### Records for processing:
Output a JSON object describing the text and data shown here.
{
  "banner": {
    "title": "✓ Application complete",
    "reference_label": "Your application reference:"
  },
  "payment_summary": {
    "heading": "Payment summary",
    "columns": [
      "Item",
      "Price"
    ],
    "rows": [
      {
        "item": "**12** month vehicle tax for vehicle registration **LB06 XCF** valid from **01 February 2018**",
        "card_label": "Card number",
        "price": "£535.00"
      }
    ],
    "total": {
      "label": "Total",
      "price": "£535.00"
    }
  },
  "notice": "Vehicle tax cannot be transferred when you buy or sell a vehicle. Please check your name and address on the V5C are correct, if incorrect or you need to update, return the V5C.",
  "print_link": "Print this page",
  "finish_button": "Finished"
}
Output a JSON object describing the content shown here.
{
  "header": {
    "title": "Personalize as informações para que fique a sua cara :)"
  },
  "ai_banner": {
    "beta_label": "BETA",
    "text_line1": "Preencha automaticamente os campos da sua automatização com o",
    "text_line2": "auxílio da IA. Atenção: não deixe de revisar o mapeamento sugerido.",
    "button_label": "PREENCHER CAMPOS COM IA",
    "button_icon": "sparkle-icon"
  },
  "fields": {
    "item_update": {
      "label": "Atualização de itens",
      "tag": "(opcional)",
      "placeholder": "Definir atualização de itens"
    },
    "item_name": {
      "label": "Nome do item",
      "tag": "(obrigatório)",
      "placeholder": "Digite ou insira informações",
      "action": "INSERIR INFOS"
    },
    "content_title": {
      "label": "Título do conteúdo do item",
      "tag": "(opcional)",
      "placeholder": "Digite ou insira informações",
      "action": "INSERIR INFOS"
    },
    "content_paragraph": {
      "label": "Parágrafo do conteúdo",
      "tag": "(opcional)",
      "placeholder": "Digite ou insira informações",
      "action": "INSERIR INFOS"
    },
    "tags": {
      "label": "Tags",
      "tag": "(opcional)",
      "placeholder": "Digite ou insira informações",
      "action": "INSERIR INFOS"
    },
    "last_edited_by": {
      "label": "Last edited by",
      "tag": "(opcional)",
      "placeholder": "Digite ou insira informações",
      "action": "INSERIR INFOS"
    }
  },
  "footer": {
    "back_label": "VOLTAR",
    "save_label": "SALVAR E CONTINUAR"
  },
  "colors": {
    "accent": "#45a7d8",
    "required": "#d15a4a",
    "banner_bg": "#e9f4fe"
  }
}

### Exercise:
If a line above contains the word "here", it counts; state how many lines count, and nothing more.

### Response area:
2